This plan builds on the outcomes already achieved in the first Reconciliation Action Plan (RAP) that was launched in 2019.
The Innovate RAP 2022–24 was developed in consultation with key stakeholders and working groups and aims to strengthen partnerships, collaboration, and understanding to empower First Nations peoples and communities in the management of Western Australia’s water resources and environment.
The new plan has 13 actions that will focus on creating a shared responsibility for water and the environment, demonstrating a commitment to creating a diverse and culturally safe workplace and increasing the representation of First Nations people employed in the department.
Department of Water and Environmental Regulation, Director General, Michelle Andrews said we all have a role to play in our reconciliation journey, together we can build capacity and diversity in our workforce.
“The launch of this new RAP comes at a time when we as a department have recently launched our Strategic Plan and Future Directions Statement. In the Strategic Plan we outline our priority in building and establishing systems for capturing and responding to Aboriginal knowledge in decision-making.
“Through the development of these plans, we identified the need to strengthen our partnerships and collaborations with the Traditional Owners of the land where we work and live.”
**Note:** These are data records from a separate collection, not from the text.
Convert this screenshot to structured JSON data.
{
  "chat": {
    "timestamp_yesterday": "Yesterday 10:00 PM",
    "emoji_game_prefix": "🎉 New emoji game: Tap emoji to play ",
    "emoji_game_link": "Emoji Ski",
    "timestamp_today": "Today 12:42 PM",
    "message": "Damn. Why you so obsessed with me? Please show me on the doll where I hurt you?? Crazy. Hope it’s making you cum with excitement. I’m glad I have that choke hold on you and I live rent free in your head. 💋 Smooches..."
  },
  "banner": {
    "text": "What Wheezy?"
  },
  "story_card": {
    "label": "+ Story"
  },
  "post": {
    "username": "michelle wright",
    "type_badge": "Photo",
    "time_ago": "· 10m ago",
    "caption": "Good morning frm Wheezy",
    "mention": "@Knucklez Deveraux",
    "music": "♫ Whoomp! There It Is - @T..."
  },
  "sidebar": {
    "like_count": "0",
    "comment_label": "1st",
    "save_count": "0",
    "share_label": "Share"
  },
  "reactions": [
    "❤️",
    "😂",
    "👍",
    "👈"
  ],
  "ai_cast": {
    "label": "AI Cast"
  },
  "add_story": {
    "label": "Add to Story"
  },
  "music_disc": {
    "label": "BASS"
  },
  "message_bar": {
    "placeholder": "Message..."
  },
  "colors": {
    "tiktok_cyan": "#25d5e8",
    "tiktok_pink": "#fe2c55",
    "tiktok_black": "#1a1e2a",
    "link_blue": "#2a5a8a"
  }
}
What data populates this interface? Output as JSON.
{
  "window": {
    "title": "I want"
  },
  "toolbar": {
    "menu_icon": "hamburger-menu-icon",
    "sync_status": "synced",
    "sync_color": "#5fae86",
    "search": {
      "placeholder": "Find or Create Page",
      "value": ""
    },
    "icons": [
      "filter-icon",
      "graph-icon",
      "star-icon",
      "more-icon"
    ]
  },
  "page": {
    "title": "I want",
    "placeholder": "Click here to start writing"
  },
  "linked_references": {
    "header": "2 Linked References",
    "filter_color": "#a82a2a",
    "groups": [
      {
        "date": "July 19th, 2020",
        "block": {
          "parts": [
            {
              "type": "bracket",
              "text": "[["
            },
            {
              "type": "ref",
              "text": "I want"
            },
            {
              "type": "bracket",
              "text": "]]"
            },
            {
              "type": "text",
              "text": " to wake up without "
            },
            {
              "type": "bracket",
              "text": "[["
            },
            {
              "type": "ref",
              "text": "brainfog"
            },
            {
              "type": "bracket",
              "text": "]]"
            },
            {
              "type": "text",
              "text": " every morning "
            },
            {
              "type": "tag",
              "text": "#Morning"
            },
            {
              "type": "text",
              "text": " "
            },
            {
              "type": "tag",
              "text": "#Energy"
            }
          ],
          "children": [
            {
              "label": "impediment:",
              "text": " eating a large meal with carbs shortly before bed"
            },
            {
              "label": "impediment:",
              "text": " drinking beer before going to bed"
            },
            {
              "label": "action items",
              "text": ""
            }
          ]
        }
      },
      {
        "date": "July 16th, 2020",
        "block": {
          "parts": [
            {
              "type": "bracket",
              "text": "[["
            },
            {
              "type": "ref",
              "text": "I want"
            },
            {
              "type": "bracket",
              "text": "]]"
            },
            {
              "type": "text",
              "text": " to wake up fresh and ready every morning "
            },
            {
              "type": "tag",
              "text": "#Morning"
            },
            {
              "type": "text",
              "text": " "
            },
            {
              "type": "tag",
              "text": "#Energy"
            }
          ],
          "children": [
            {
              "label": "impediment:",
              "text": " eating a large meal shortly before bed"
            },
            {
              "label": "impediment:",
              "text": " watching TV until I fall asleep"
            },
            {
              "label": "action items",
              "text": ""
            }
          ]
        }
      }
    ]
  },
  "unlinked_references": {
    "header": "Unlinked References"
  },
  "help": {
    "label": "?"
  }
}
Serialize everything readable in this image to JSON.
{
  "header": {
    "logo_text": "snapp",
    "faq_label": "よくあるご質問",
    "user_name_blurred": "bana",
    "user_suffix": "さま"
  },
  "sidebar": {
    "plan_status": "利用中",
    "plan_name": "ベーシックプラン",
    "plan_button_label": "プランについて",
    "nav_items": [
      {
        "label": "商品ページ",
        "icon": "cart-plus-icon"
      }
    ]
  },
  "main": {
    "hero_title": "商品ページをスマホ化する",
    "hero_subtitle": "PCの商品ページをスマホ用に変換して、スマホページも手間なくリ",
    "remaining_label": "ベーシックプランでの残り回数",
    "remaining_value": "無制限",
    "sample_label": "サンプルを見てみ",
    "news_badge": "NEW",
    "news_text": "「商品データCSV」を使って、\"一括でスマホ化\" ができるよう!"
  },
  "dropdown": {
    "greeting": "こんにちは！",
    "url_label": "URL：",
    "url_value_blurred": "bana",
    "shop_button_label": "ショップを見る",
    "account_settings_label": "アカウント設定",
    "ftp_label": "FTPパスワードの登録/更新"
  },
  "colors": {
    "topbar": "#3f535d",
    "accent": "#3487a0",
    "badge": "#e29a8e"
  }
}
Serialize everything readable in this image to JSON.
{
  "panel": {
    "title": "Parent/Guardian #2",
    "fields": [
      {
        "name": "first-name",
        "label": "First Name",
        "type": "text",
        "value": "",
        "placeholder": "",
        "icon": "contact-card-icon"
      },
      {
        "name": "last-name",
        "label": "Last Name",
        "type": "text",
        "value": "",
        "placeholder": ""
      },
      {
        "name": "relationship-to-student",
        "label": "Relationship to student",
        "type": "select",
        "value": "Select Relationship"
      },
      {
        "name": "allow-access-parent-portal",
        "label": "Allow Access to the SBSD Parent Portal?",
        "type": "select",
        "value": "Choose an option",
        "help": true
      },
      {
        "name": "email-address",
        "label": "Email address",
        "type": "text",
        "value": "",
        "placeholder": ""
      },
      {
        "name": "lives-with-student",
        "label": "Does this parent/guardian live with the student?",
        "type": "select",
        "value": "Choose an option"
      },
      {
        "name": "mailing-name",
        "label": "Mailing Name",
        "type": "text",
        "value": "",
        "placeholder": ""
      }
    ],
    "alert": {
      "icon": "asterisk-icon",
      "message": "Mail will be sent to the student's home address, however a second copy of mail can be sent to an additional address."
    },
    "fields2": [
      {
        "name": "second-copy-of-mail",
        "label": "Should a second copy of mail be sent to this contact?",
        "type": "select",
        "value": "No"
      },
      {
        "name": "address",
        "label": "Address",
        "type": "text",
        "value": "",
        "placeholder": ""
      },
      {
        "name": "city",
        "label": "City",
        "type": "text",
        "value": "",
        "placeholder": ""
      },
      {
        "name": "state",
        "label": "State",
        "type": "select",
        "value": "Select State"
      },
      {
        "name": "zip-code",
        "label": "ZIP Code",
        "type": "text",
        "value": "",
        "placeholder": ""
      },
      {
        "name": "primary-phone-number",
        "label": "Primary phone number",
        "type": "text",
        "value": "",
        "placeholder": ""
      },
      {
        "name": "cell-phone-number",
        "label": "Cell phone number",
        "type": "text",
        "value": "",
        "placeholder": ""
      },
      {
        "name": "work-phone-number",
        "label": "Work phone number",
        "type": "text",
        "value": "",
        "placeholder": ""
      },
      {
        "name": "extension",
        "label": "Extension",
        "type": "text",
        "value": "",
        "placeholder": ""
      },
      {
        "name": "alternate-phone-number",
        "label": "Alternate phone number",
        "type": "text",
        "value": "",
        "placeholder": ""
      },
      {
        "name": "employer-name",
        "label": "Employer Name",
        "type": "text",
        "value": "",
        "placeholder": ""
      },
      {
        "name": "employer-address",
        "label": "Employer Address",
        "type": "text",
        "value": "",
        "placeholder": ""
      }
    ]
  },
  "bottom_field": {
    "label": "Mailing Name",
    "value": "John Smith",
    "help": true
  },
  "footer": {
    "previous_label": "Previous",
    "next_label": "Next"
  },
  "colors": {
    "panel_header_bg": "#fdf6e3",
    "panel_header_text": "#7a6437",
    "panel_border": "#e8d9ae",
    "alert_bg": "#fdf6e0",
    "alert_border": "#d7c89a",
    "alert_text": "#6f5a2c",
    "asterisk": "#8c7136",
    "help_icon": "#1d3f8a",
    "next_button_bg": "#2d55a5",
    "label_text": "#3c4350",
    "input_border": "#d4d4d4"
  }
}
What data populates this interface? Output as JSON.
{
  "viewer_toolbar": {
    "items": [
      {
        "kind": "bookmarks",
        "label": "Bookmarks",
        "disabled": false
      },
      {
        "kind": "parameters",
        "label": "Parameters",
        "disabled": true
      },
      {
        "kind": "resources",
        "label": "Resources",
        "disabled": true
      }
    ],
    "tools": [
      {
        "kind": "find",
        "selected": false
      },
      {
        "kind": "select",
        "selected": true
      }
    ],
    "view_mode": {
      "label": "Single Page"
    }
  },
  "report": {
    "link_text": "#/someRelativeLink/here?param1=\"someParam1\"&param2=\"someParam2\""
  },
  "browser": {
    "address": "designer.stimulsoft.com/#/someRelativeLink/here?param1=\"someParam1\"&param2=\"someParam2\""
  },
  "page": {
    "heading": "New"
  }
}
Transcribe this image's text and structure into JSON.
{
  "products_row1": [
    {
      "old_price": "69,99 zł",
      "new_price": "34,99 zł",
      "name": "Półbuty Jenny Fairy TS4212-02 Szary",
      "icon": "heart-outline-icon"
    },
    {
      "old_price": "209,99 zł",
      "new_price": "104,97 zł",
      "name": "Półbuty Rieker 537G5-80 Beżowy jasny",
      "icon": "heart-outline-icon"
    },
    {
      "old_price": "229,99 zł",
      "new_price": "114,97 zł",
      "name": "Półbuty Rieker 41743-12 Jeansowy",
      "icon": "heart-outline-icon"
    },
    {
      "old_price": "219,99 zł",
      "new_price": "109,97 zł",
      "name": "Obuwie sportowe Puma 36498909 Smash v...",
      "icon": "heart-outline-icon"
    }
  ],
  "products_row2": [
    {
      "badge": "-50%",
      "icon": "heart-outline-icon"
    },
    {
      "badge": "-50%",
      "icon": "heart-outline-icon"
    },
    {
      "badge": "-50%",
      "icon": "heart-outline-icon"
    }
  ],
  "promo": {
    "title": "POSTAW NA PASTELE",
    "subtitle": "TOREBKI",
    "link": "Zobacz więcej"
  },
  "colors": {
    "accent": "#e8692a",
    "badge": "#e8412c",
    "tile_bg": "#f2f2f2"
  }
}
The department's RAP focuses on key principals of the Uluru Statement and the five dimensions of reconciliation – unity, race relations, historical acceptance, institutional integrity, equality, and equity. The key outcomes of the plan are to build and strengthen the department's relationship and engagement with First Nations peoples, organisations and corporations and communities.
Focusing on this will help the department to become a more culturally safe and inclusive workplace and foster a shared understanding of the progress that needs to be made.
“Traditional Owners have been caring for this land for more than 65,000 years and they have a deep understanding and knowledge of how to care for Country. We need to work together to develop innovative solutions when managing the water and environment in Western Australia,” Ms Andrews said.
“As a department one of our values is ‘better together’, this will be at the core of our work with our Aboriginal and Torres Strait Islander partners.”
In the last plan, the department established the Aboriginal Water and Environmental Advisory Group, developed and released the Murujuga Rock Art Strategy and implemented Strategic Aboriginal Reserves for WA for the first time through the Yamatji Nations Settlement agreement. In the same plan, the department also commissioned Whadjuk Noongar Aboriginal artist Sharyn Egan to create an artwork in head office, as well as launched the Woola Awards and developed the department's first internal Aboriginal Engagement Strategy.
Reflecting on the reconciliation journey, we continue to learn from these experiences, growing and exploring ways to further embed reconciliation principles in water and environmental management.
The department’s new RAP reflects the Government of Western Australia’s priority areas of the Jurisdictional Implementation Plan on Closing the Gap and the key priority reform area outcomes. It also reflects the Aboriginal Empowerment Strategy (WA 2021-2029), that aims to strengthen relationships and increase representation of First Nations people in the department's workforce with career pathways while contributing to the social, cultural, spiritual and economic wellbeing of First Nations people.
Read the new Reconciliation Action Plan.